Reporting and disclosing medical errors: pediatricians' attitudes and behaviors

Jane Garbutt, Dena R Brownstein, Eileen J Klein, Amy Waterman, Melissa J Krauss, Edgar K Marcuse, Erik Hazel, Wm Claiborne Dunagan, Victoria Fraser, Thomas H Gallagher
Archives of Pediatrics & Adolescent Medicine 2007, 161 (2): 179-85

OBJECTIVE: To characterize pediatricians' attitudes and experiences regarding communicating about errors with the hospital and patients' families.

DESIGN: Cross-sectional survey.

SETTING: St Louis, Mo, and Seattle, Wash.

PARTICIPANTS: University-affiliated hospital and community pediatricians and pediatric residents.

MAIN EXPOSURE: Anonymous 68-item survey (paper or Web-based) administered between July 2003 and March 2004.

MAIN OUTCOME MEASURES: Physician attitudes and experiences about error communication.

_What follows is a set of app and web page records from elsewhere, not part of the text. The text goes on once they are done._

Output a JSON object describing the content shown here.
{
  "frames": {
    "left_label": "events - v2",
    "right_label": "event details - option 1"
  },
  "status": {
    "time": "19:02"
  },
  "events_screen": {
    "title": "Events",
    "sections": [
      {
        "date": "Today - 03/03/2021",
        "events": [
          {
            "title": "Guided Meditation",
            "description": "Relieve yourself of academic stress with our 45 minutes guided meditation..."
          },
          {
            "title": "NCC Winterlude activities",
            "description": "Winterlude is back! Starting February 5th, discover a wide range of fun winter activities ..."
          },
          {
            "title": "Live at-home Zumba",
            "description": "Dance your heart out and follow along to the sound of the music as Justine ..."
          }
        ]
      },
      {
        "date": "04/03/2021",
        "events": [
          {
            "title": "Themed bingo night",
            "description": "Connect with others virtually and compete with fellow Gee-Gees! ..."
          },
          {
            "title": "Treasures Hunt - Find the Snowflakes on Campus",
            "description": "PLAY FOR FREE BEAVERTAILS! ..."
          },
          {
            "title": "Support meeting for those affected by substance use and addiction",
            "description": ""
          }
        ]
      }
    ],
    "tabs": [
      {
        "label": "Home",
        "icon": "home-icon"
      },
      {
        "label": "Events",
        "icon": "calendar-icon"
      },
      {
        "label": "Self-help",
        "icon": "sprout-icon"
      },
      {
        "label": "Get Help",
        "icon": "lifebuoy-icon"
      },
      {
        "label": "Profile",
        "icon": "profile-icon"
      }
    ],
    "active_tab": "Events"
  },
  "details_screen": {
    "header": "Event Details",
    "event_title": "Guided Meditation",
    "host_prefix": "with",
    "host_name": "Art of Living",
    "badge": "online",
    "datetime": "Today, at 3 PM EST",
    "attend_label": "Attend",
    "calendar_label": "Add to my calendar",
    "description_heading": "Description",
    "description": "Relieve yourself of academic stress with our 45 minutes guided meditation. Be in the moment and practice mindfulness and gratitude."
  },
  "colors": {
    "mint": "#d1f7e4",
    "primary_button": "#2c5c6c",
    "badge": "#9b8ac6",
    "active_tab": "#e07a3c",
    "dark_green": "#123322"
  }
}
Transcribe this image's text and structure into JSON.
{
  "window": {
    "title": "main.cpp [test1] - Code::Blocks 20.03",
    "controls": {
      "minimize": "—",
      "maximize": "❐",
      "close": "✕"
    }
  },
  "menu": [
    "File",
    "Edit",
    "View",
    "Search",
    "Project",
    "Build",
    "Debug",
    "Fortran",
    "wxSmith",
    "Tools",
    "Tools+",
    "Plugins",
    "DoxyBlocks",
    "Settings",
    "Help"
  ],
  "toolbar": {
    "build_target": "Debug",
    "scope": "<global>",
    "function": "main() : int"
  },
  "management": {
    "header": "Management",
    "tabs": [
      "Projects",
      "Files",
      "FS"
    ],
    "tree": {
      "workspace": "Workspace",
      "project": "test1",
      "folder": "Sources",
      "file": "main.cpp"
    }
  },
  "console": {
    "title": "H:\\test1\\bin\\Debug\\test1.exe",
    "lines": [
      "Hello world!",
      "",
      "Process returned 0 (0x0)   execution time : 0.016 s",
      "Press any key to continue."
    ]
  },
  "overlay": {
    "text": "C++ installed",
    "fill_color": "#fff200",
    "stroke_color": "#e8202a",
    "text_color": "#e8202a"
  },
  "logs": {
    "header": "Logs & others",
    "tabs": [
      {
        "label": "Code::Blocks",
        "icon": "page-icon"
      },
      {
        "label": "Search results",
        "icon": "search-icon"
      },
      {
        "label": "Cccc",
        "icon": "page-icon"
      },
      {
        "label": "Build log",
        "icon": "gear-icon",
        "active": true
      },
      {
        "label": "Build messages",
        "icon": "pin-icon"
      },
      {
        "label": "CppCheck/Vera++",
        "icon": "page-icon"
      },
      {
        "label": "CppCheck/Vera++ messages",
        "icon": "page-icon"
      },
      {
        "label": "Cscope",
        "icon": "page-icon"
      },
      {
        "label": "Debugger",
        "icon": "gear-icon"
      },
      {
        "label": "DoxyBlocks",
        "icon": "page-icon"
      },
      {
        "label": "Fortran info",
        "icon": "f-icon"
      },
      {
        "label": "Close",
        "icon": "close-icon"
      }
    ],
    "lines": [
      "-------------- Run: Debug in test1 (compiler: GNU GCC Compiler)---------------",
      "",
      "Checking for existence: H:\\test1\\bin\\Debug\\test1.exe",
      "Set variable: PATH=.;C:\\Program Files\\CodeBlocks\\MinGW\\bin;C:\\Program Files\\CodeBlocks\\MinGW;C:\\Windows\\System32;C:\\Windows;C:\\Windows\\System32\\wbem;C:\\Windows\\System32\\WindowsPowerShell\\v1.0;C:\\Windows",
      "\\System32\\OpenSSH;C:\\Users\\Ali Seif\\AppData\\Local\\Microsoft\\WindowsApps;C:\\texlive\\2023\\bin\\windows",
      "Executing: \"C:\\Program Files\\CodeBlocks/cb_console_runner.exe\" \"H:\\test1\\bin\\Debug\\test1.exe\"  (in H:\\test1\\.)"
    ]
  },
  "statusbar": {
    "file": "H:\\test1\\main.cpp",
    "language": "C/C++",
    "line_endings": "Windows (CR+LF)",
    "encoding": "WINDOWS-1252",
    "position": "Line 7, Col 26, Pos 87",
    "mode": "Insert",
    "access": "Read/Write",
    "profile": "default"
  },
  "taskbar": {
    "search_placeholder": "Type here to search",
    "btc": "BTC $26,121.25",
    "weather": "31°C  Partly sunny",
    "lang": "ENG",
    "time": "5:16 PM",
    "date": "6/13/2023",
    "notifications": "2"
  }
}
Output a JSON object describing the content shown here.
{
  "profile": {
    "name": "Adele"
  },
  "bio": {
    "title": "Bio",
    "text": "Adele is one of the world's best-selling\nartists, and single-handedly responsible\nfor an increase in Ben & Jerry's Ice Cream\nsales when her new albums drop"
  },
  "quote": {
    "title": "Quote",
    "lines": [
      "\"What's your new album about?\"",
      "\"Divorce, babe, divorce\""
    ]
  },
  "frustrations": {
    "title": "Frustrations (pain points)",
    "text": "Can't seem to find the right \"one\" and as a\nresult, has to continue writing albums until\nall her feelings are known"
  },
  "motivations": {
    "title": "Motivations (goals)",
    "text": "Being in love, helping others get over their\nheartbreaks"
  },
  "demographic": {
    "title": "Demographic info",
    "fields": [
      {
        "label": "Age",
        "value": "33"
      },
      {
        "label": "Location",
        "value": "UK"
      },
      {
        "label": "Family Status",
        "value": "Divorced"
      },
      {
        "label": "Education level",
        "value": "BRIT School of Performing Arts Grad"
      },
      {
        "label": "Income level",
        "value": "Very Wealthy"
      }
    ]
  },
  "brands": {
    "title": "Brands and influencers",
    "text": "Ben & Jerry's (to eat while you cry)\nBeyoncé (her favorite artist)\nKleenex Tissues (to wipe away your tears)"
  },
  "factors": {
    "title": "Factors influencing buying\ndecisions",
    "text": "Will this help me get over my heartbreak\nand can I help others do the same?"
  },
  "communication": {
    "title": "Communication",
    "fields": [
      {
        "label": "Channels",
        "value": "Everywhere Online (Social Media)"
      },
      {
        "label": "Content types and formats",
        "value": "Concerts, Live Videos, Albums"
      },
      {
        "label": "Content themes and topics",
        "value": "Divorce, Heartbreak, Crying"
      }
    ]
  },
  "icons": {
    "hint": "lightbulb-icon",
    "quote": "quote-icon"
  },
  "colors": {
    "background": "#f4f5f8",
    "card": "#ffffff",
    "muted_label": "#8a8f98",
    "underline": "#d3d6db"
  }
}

RESULTS: Four hundred thirty-nine pediatric attending physicians and 118 residents participated (62% response rate). Most respondents had been involved in an error (39%, serious; 72%, minor; 61%, near miss; 7%, none). Respondents endorsed reporting errors to the hospital (97%, serious; 90%, minor; 82%, near miss), but only 39% thought that current error reporting systems were adequate. Most pediatricians had used a formal error reporting mechanism, such as an incident report (65%), but many also used informal reporting mechanisms, such as telling a supervisor (47%) or senior physician (38%), and discussed errors with colleagues (72%). Respondents endorsed disclosing errors to patients' families (99%, serious; 90%, minor; 39%, near miss), and many had done so (36%, serious; 52%, minor). Residents were more likely than attending physicians to believe that disclosing a serious error would be difficult (96% vs 86%; P = .004) and to want disclosure training (69% vs 56%; P = .03).

CONCLUSIONS: Pediatricians are willing to report errors to hospitals and disclose errors to patients' families but believe current reporting systems are inadequate and struggle with error disclosure. Improving error reporting systems and encouraging physicians to report near misses, as well as providing training in error disclosure, could help prevent future errors and increase patient trust.

Full Text Links

Find Full Text Links for this Article


You are not logged in. Sign Up or Log In to join the discussion.

Related Papers

Remove bar
Read by QxMD icon Read

Save your favorite articles in one place with a free QxMD account.


Search Tips

Use Boolean operators: AND/OR

diabetic AND foot
diabetes OR diabetic

Exclude a word using the 'minus' sign

Virchow -triad

Use Parentheses

water AND (cup OR glass)

Add an asterisk (*) at end of a word to include word stems

Neuro* will search for Neurology, Neuroscientist, Neurological, and so on

Use quotes to search for an exact phrase

"primary prevention of cancer"
(heart or cardiac or cardio*) AND arrest -"American Heart Association"